Date Reviewed: August 23, 2009
Strengths: Bombproof, comfortable, and fairly fast for a bike with 1 gear.
Weaknesses: Braking performance
I bought this bike to spin around New York, and for commuting after I crashed in central park and totaled my road bike. It's completely bulletproof, and rides like a dream. The San Jose eats potholes and cobblestones and keeps on trucking.
Long story short, this bike is a winner, and is a perfect beater/ commuter. I swapped the fixie for a 16, because sometimes I like to stop peddling.
The only weakness I've noticed is that the braking surface on the stock wheels are weak, and don't like the rain.
Strengths: Crashed it....a lot...but it has held up. I have had all 200 lbs of me SMASH into a pothole at night that I didn't see coming while going fairly fast and flatted the tube but the wheel was fine. The hubs turn smooth, the rims rarely require truing and I ride this bike at least 4-5 times a week and hard (for a commuter) over potholes and all. Steel!
Weaknesses: Front brake shudder. I'm suprised more people haven't mentioned this. I am one of three that I have spoken to that have this problem. But I ride it fixed + clipped in so it's very rare that I even use the brake, which is good because I had to toe the pads so far in to quiet them that they have lost quite a bit of power. It's been over a year....I wonder if it's too late to try to get a new fork from Bianchi... Oh yeah also I broke the bars clean in half at the stem....but I think I had over-tightened them. Shoulda come with a deeper drop front cable hanger too.
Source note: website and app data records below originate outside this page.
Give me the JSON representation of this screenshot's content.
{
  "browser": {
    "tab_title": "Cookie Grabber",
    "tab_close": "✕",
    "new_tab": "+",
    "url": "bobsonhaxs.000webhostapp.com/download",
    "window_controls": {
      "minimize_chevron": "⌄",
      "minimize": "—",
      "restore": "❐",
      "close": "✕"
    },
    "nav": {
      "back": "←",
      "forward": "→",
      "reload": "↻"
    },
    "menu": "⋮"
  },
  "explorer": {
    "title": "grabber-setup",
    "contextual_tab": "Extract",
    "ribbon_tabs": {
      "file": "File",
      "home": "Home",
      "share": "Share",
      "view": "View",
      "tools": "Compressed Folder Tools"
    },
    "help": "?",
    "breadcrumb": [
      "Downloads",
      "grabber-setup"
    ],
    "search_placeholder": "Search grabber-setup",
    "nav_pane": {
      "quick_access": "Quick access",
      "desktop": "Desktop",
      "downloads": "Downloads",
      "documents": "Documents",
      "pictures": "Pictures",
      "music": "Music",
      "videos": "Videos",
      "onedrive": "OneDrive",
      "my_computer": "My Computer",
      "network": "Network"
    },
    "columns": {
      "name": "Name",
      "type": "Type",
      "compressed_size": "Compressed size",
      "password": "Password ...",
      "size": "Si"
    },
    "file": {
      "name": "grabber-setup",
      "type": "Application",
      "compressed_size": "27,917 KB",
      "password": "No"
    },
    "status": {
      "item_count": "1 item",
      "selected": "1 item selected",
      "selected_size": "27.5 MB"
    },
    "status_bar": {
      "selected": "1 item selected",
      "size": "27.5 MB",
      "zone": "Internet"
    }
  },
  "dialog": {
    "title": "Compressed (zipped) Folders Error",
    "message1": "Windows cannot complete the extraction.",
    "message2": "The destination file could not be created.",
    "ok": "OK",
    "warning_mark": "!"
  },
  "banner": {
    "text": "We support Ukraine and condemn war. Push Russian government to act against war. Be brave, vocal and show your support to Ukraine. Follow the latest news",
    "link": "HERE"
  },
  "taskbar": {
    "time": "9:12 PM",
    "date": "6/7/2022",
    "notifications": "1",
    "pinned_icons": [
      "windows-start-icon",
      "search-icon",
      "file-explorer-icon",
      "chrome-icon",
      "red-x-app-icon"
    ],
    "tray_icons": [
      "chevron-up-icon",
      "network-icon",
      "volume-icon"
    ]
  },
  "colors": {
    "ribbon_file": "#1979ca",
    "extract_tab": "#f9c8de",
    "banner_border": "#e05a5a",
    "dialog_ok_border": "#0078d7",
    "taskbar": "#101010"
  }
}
Strengths: Nice steel frame is stiff yet compliant. Overall setup is light for what is essentially being used as a steel beater-commuter. It is simply a joy to ride and is holding up to daily abuse.
Weaknesses: This is a $600 bike, so there are obvious weaknesses off the rack, such as the throw-away seat. The wheels are holding up OK but they are clearly heavy and the rear likes to fall slightly out of true.
I've been using the San Jose as my commuter for the past year (I typically commute 16 miles rt 4 days a week year-round). I enjoy riding this bike as much as any other bike in the stable. The frame dampens the many bumps I face on the DC commute and gives me a stable yet fast ride. The single-speed setup - I ride 42x16 freewheel - is hassle free. I've also come to really enjoy riding single-speed, which works well for a varied-pace commute. Moreover, it gives me strength training that has noticably increased my climbing pace.
Not much has been changed from the original specs. The faux fur seat is $20 junk, so it had to go, and I also switched to 28 touring slicks since I didn't really need the knobbly cyclocross tires for my all-pavement commute. And I installed some fenders. Initially I thought I'd put a carbon cyclocross fork on it, but I've come to love the solid compliance of the steel fork. Just changed out the rear brake pads but no other maintenance other than 1 flat.
Woke up early and rode from San Francisco to San Mateo, then got a car ride to the foot of Mt. Hamilton. It's an HC climb as featured in the Tour of California. I guess if you go slow, nothing is too hard.Nice clouds to start with.[ATTACH=CONFIG]297240[/ATTACH]too arty[ATTACH=CONFIG]297249[/ATTACH]S ... Read More »
[quote][B]San Jose Knows The Way - Trail Counts Reveal Booming Bike Commute Pattern[/B]
Yves Zsutty is a great example of how the right person in the right job can have a huge impact on an entire city's transportation landscape.
When the City of San Jose first hired someone to take a look at o ... Read More »
More info. below:
Was out on the new section last weekend and it is looking very nice. Really like the signage. Gives distance to/from trail ends and also what street crossing and the streets have signs for the bike trail. T ... Read More »
The San Tomas Aquino Creek trail is flooded and all the gates are locked, this next to the new 49er's stadium:
Lots of mud on some of the under crossings that were just above the waterline. Probably will take the city crews a day or two ... Read More »
[B]Cycling in Baja California[/B]
O.K. so I read about all the people who cycled from California all the way down south to Cabo San Lucas, most of them on mountain bikes. I’ve seen lots of their pictures taken during these rides. Still, I haven’t heard about someone’s experience riding a road bike ... Read More »